 October 26, 2007, 12:10 Re: "Section drag-lift coefficient" #12 mic Guest   Posts: n/a As far as I know CFX calculates the Re number considering the inlet velocity, the inlet width, and the average density over the inlet area and the result may be different from the Re number indicated for the airfoil in the book. Regarding the mesh (Hexa or Tetra?) it is important to have 10 nodes in the boundary layer. Hope this helps!

 October 26, 2007, 12:27 Thank you Mic and Ag !! #13 Mini Guest   Posts: n/a Ok for the Reynolds number... I use the Hexa-mesh (it is a good choice?) And I have refined my mesh (my BL is very fine), and now I have a Cd of 0.007 instead of 0.006... It is enough for me Thank you!!

 November 27, 2007, 09:15 Re: "Section drag-lift coefficient" #14 Usman Guest   Posts: n/a Marion i had the answer to your question why did you not ask me. Anyways its too late now! You should work on your dam! Usman

 Thread Tools Display Modes Linear Mode
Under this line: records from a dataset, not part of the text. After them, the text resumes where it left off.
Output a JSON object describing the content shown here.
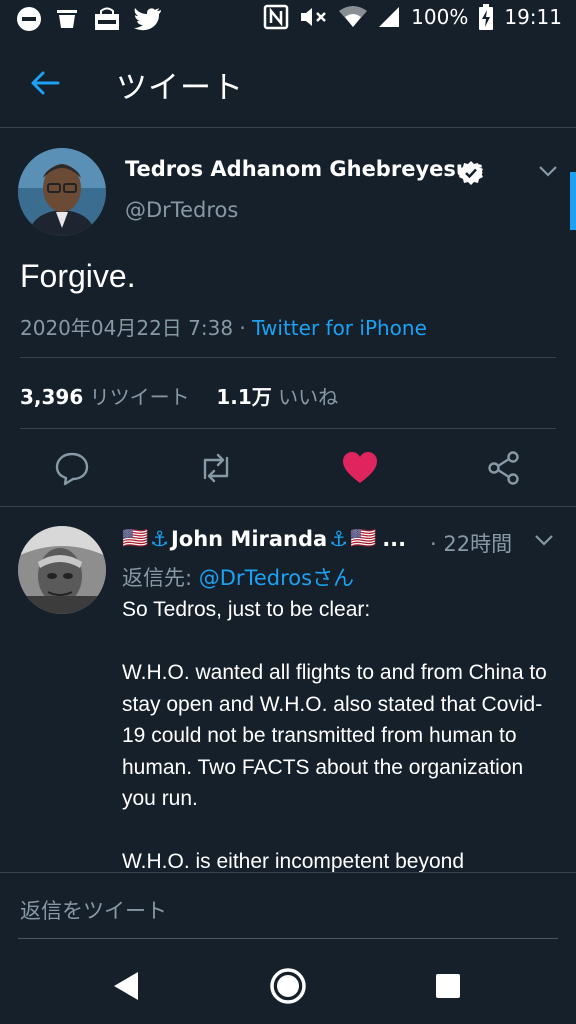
{
  "status_bar": {
    "battery": "100%",
    "time": "19:11",
    "left_icons": [
      "minus-circle-icon",
      "cup-icon",
      "market-icon",
      "twitter-bird-icon"
    ],
    "right_icons": [
      "nfc-icon",
      "mute-icon",
      "wifi-icon",
      "signal-icon",
      "battery-charging-icon"
    ]
  },
  "header": {
    "title": "ツイート"
  },
  "tweet": {
    "author_name": "Tedros Adhanom Ghebreyesus",
    "handle": "@DrTedros",
    "text": "Forgive.",
    "timestamp": "2020年04月22日 7:38 · ",
    "source": "Twitter for iPhone",
    "retweet_count": "3,396",
    "retweet_label": "リツイート",
    "like_count": "1.1万",
    "like_label": "いいね"
  },
  "reply": {
    "flag_left": "🇺🇸",
    "anchor_left": "⚓",
    "name": "John Miranda",
    "anchor_right": "⚓",
    "flag_right": "🇺🇸",
    "ellipsis": "...",
    "time": "· 22時間",
    "reply_to_label": "返信先: ",
    "reply_to_handle": "@DrTedrosさん",
    "body": [
      "So Tedros, just to be clear:",
      "W.H.O. wanted all flights to and from China to stay open and W.H.O. also stated that Covid-19 could not be transmitted from human to human. Two FACTS about the organization you run.",
      "W.H.O. is either incompetent beyond"
    ]
  },
  "compose": {
    "placeholder": "返信をツイート"
  },
  "colors": {
    "background": "#15202b",
    "accent": "#1da1f2",
    "secondary_text": "#8899a6",
    "like": "#e0245e",
    "divider": "#38444d"
  }
}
 Posting Rules You may not post new threads You may not post replies You may not post attachments You may not edit your posts BB code is On Smilies are On [IMG] code is On HTML code is OffTrackbacks are On Pingbacks are On Refbacks are On Forum Rules

 Similar Threads Thread Thread Starter Forum Replies Last Post archymedes OpenFOAM Pre-Processing 94 July 15, 2016 16:14 n. natik FLUENT 8 March 31, 2015 19:02 mehrdadeng CFX 15 December 9, 2009 22:49 vinz OpenFOAM Running, Solving & CFD 98 October 27, 2008 09:43 Noé CD-adapco 5 July 13, 2004 10:21

All times are GMT -4. The time now is 18:09.